Drunkula   June 13, 2013 05:25 AM
Of course the first thing to go would be that huge dorky looking rear fender. Otherwise I like it!
Piglet2010   June 12, 2013 10:15 PM
"The new 10-spoke aluminum wheels are lighter by 85 pounds" - 8.5 pounds?
sloppy   June 12, 2013 04:16 PM
Maxx it is in category called "standard" "street fighter" or "upright sport". This bike is positioned more to sell in Europe since Americans like R-1s, Gixxers and such more. I really like this bike. To me it is very good looking, has great specs and it priced well. Currently I ride a 2007 FZ-1 that I put about 10k on a year and absolutely love. I like the direction Yamaha has gone with this FZ-09, the low price, more low end torque and a huge weight reduction.
Maxx   June 12, 2013 01:11 PM
What is it? I like the concept but I think I am missing something in the styling.
Bob59601   June 12, 2013 12:41 PM
oops sorry for the repost...
Bob59601   June 12, 2013 12:40 PM
Yamaha had a production triple motorcycle engine from 1976 - 1981.
KenC   June 12, 2013 12:17 PM
Correction: That's 115 hp (I'd read 85kW, not hp, in the specs elsewhere).
cmmpr1   June 12, 2013 11:19 AM
for this price, it is better deal than the FZ6R.
Drunkula   June 12, 2013 10:09 AM
Heck. I'd be interested in this model...
KenC   June 12, 2013 09:51 AM
This is cool. The FZ-09 is the same size as the old SV650 (about 15 pounds lighter, wet), with about 85 horsepower and 65 lb-ft. of torque. And, from a top-quality manufacturer with a huge dealer network. For $7990? 'Seems like a real bargain (and an ABS option would be worth the additional cost to me).
Bob59601   June 12, 2013 08:09 AM
Yaamaha had a production triple from '76 through '81. http://en.wikipedia.org/wiki/Yamaha_XS750
neo1piv014   June 12, 2013 06:40 AM
I'm not really sold on the front end of that bike, but I didn't think the FZ8 looked good until I saw it in person either. The weird slope coming off the top of the headlight would probably look fine with something as simple as an accessory windscreen. I feel kind of bad for Triumph since their popular triple platform is getting bogarted all over the place, but that's what happens with most good tech.

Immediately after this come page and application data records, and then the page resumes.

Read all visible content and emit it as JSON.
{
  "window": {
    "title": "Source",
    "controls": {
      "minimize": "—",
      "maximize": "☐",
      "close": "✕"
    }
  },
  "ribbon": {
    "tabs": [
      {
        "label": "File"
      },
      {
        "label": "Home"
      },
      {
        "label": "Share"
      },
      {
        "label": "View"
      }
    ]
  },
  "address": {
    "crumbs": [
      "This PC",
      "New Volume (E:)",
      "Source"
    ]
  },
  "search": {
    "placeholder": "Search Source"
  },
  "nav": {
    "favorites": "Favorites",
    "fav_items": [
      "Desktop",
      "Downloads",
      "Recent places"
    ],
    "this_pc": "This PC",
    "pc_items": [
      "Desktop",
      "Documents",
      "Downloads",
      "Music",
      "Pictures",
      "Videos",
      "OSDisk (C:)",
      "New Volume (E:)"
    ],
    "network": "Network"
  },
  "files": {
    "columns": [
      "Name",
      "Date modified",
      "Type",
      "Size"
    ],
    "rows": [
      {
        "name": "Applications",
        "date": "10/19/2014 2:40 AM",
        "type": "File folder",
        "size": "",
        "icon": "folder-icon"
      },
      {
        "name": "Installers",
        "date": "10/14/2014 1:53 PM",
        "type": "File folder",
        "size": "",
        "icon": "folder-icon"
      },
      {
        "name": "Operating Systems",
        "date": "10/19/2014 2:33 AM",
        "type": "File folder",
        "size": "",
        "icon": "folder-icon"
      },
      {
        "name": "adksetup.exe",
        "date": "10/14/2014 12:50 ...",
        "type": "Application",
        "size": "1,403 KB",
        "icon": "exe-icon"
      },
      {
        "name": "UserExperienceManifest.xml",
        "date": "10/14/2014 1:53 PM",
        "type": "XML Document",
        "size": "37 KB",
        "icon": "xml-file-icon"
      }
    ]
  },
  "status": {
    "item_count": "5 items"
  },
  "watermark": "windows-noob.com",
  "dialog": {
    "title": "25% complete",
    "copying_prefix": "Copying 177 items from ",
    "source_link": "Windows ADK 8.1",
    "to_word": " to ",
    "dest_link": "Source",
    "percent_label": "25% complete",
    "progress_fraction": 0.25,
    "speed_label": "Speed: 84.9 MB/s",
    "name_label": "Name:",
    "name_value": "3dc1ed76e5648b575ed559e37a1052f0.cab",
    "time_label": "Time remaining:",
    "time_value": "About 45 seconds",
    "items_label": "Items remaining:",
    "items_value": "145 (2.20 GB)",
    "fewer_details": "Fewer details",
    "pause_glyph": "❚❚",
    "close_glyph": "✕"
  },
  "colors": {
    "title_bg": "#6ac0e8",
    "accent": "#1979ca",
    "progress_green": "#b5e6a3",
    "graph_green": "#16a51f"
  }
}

SteveM   June 12, 2013 05:57 AM
Looks like the UJM is making a comeback.
mi2tom   June 12, 2013 04:03 AM
I agree, it looks like shit.
fmaxwell   June 12, 2013 03:35 AM
Don't listen to Motdog, Yamaha, or to any of the other mediocre street riders who make disparaging remarks about ABS in order to pump up their own egos. Sport Rider magazine did tests with professional racers on a wet track and found that riders with ABS went a second faster. And streets, unlike race tracks, often have sand, oil, leaves, anti-freeze, and other foreign materials that compromise the surface unexpectedly. Don't believe anyone, including Motdog, who implies that they have reaction times measured in the milliseconds that let them perform better than ABS. The biggest "crutch" for most mediocre street riders is horsepower. They lack the skill to push a bike to its limits on the brakes or in the turns, so they rely on massive amounts of horsepower to keep up with better riders on less powerful machines.
Motdog   June 11, 2013 09:24 PM
Don't listen to wobbly head Yamaha. I can't stand ABS and if somebody wants that crutch on their bike, they can have the one on mine. The bike looks great and I can't wait to throw a leg over it.
wobblyhead   June 11, 2013 06:30 PM
i think it's a great idea, but they may have fell a bit short in styling. would I trade my street triple for this bike? hell no. but if I was looking for something different and was on a strict budget, it would be pretty tempting. shame about no abs though, it should at least be an option, especially since european bikes will have it standard.